▸ **Required action**:
Find every line below that contains the word "high" and copy it out.

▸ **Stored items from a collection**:
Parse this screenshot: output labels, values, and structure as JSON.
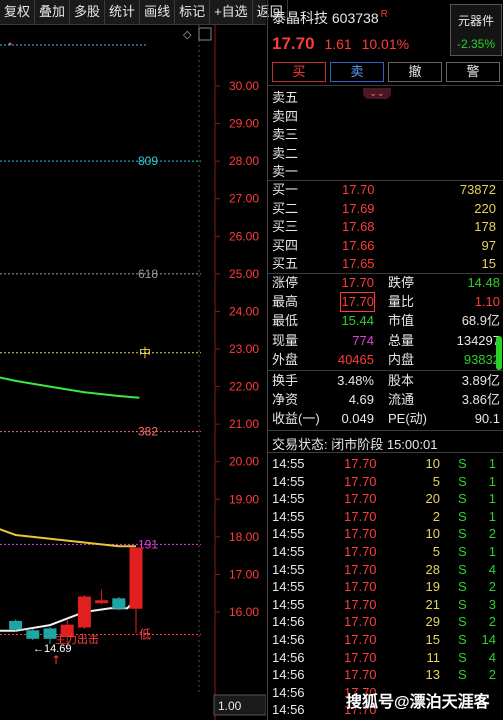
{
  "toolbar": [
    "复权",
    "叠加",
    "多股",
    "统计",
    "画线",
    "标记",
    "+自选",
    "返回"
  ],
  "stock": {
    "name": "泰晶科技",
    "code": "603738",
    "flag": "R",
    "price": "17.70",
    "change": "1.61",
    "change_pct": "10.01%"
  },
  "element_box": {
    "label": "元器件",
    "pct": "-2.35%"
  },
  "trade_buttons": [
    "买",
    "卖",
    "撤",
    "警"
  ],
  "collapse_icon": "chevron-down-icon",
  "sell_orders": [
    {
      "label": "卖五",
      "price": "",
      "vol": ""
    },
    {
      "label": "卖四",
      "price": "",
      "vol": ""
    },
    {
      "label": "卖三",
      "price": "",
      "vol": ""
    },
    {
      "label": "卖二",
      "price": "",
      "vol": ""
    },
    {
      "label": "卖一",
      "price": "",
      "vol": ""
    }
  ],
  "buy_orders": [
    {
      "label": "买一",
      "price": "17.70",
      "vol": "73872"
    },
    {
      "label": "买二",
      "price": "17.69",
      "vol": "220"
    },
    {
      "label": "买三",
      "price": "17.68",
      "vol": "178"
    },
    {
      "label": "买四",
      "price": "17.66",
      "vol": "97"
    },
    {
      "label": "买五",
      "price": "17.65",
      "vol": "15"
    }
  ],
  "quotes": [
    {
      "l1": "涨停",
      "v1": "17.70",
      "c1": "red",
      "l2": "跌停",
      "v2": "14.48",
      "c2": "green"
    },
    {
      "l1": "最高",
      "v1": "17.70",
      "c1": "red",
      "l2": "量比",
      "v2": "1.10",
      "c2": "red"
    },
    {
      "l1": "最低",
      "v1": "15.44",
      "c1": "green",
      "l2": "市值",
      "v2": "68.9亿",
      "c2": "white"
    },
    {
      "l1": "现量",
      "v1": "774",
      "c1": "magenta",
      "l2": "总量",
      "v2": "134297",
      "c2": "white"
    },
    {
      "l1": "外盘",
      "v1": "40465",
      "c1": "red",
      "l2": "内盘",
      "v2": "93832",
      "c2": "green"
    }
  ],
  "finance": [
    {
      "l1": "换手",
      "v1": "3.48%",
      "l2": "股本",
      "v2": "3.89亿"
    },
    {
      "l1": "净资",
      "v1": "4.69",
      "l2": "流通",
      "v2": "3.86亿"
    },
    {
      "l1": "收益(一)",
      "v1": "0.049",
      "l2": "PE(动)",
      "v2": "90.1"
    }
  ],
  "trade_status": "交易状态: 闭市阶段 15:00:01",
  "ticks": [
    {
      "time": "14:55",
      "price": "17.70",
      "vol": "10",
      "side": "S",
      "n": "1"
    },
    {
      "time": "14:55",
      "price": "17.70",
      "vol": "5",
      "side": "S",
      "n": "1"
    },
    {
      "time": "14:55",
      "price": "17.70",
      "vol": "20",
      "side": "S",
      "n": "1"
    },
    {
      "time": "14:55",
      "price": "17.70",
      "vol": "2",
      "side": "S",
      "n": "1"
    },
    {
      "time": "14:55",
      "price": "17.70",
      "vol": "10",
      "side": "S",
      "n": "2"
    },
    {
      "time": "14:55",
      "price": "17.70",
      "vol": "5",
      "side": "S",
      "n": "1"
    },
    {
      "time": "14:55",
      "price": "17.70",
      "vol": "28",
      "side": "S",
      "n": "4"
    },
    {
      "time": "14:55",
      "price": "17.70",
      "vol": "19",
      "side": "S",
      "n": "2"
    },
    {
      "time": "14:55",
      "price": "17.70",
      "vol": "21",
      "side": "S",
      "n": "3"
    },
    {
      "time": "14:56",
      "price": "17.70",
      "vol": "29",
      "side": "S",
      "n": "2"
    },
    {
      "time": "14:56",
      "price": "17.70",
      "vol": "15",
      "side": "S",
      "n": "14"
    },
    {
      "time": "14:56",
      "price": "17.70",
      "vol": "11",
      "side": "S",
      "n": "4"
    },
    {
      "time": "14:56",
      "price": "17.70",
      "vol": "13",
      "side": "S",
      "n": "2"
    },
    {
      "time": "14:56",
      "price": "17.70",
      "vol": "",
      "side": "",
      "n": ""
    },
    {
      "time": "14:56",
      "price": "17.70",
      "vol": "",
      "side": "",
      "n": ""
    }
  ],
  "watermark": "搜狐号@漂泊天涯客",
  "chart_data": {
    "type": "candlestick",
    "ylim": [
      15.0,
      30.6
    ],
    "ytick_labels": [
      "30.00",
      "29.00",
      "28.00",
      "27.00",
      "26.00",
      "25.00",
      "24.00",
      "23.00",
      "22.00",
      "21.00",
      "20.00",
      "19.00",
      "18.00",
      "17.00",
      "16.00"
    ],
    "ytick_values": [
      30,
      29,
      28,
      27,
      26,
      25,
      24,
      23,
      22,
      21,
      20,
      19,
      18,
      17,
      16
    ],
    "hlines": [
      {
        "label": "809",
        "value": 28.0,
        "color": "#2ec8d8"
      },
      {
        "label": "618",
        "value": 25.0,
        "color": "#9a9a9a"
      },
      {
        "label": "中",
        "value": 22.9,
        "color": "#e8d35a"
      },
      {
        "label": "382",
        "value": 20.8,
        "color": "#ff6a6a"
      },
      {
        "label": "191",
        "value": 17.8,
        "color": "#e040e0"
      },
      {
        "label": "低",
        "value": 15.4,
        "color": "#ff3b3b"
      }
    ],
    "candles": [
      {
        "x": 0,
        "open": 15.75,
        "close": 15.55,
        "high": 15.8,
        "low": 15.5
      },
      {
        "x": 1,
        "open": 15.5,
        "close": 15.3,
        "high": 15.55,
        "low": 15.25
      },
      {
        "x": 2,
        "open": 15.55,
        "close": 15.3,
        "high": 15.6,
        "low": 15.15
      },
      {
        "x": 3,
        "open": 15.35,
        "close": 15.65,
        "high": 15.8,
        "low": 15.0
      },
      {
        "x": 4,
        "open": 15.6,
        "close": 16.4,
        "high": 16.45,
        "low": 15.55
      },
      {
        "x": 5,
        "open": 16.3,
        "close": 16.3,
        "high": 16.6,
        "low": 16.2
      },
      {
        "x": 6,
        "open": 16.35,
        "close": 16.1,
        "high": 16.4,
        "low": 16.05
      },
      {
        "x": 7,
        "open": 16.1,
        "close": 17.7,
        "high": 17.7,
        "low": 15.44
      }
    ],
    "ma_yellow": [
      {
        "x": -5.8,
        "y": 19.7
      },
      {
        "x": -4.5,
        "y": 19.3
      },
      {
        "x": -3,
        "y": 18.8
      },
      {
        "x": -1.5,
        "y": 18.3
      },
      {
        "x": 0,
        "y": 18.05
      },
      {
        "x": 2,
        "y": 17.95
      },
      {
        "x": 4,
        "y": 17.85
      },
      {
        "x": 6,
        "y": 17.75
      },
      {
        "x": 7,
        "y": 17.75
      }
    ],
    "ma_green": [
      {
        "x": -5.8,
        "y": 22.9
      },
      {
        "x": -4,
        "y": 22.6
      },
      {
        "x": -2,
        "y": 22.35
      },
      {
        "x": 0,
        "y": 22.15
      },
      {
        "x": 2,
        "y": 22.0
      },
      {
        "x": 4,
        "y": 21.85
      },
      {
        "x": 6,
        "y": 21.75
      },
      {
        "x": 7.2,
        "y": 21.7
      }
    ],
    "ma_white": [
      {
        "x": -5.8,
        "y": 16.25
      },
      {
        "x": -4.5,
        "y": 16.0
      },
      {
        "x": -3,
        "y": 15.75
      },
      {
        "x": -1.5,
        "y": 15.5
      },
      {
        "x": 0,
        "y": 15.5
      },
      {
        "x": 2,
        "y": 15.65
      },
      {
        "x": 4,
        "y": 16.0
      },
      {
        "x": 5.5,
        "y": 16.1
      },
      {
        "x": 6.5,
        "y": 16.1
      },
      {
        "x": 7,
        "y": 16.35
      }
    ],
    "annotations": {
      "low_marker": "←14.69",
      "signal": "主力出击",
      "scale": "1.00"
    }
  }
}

▸ **Solution**:
        "high": 15.8,
        "high": 15.55,
        "high": 15.6,
        "high": 15.8,
        "high": 16.45,
        "high": 16.6,
        "high": 16.4,
        "high": 17.7,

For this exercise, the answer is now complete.